I worked part-time as a sportswriter in Robbinsdale. Soon I got a full-time news gig within the same company and shifted to the Bloomington office. There was a co-ed who worked in production who had fire-red hair and green eyes. She was easy to talk to — and not hard to look at. She visited me in the Estates once. I believe a movie was on.

For some months I also worked 10 or so hours a week at the Barnes & Noble down the street. My name appeared on the employee newsletter one time, in the section on imminent departures. Except I had not given notice. I soon would. Maybe all those readers could read me better than I could read myself.

One of the guys I worked with at the B&N also worked for a local dial-up Internet service provider. I remember being certain that of all the people I might talk to when I called the customer service line I got him. I didn’t understand what was wrong with my service. Probably still wouldn’t. Possibly I just needed help getting setup. (A common refrain in those days.) My impression was that he knew it was me and I knew it was him but neither of us acknowledged this fact.

Around this time, maybe on the same day, I had a memorable confrontation with anxiety. It started in the apartment’s lone bedroom. Sun came through the window. It was late morning. This was different than any nervousness I had felt before the usual things that make you nervous: a test, being called on in class and not having the answer, dating. I am not sure what sparked it. Or what I was nervous about. Existential angst of some sort. But for a hot minute there I didn’t know what was going on. I was at the table on which sat the computer dialed into the Internet. I remember involuntarily going into the small bathroom. Except I didn’t need to use the bathroom. Why the bathroom? Not sure. Anxiety is anathema to clarity. Maybe I just needed to move. There were only a few hundred square feet in which to do that and remain contained from the rest of the world. And it would not have occurred to me to at that time to share my vulnerability. Young adulthood is not an uncommon time for stuff to surface, as I understand it. This makes sense: you are untethered for the first time. Freedom is sexy and scary at the same time.

From that parking lot it took forever to get to the nearest grocery store. Or so it seemed. So many stoplights. So much traffic. I probably went on weekdays when I should have gone on weekends. A Rainbow, if I am not mistaken, is where I shopped. Near Knollwood Mall. Or thereabouts. (Memory over top memory: I surprised the redhead from work at Knollwood once. Not sure why she was there. But she told me she would be and she was really happy that I did that. You could see it in her green eyes. One thing I am grateful for is an ability to pleasantly surprise people.)
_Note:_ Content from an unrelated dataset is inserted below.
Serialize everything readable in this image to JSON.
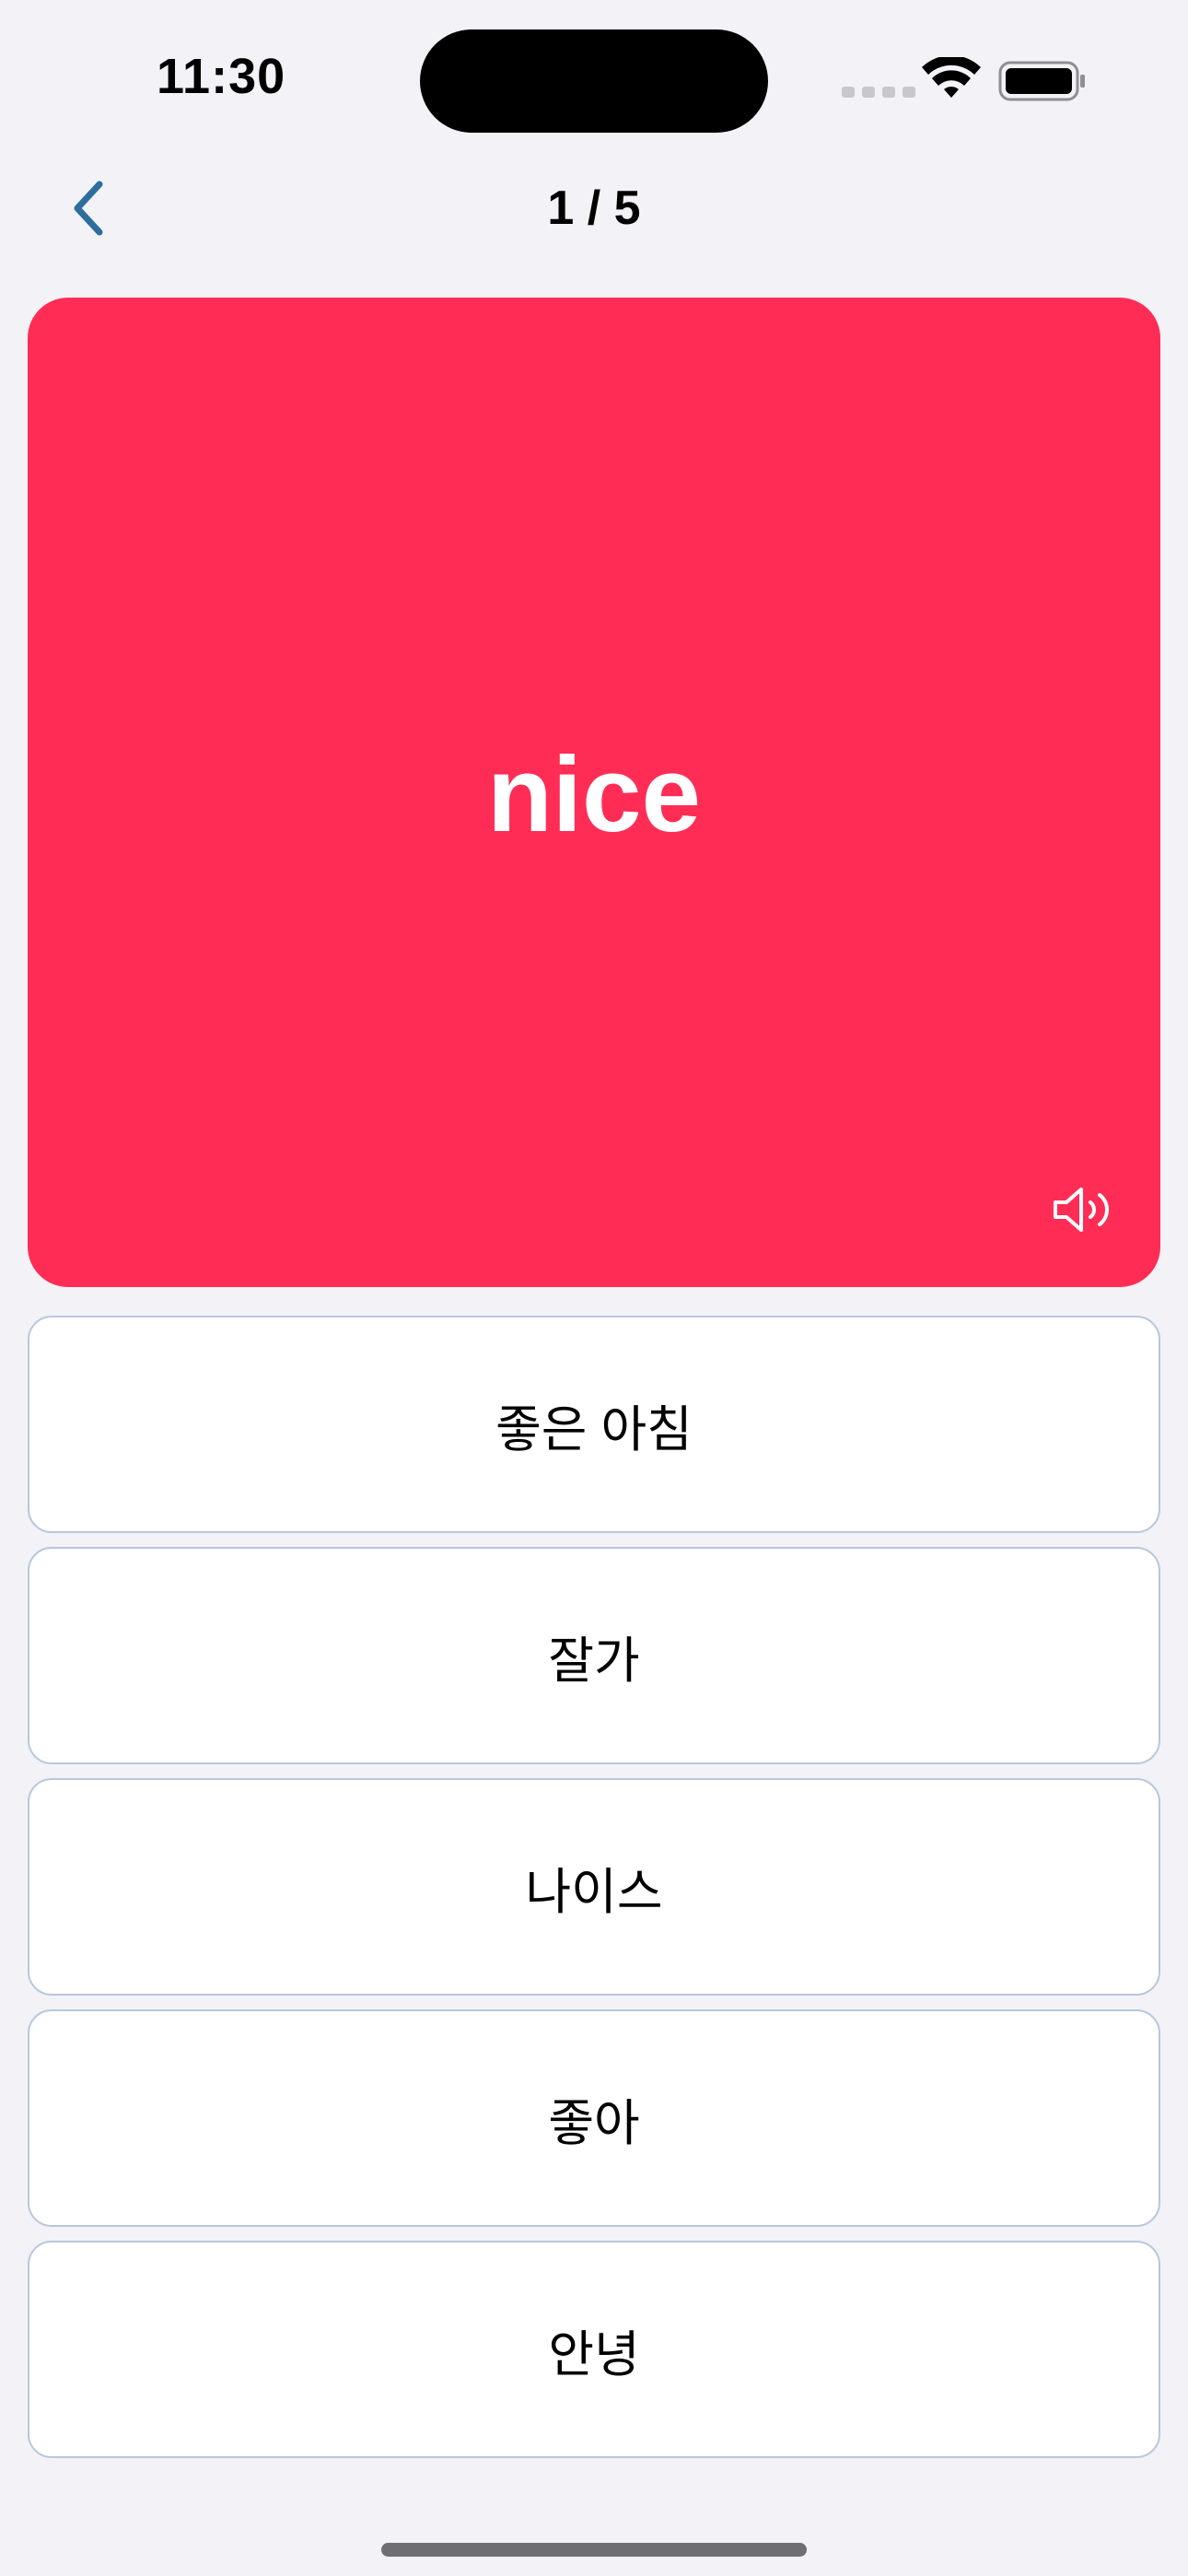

After work on weekdays, I would come home and listen to the local sports talk radio station and eat — either fast food or food made fast in my small kitchen. I recall doing this one time in particular when it must have been winter because it was already pitch-dark and the show started at 3 o’clock or something like that. I laid down in the dark, just outside those shadows on the walls, which flickered when cars pulled into the lot, and took mental notes. I was stimulated and melancholy at the same time. I wanted to be a sportswriter at a major newspaper. I had no idea how this was going to happen.

Often lacking groceries, I frequented a Chinese takeout down the near side of the street. There was a Lincoln Dell, too, on the opposite side. A small kosher grocer sat immediately across the avenue. Four short aisles, I recall. I am sure I went in and asked for something they wouldn’t have. (I knew nothing of the Jewish tradition at that time. I recall walking past an open apartment door in our building once, where some Hasidic Jews lived. There was even less on their walls. A candle burned. They had shadows, too.)

These places are gone now, I see, as my little buddy and I happened by the old haunt the other day.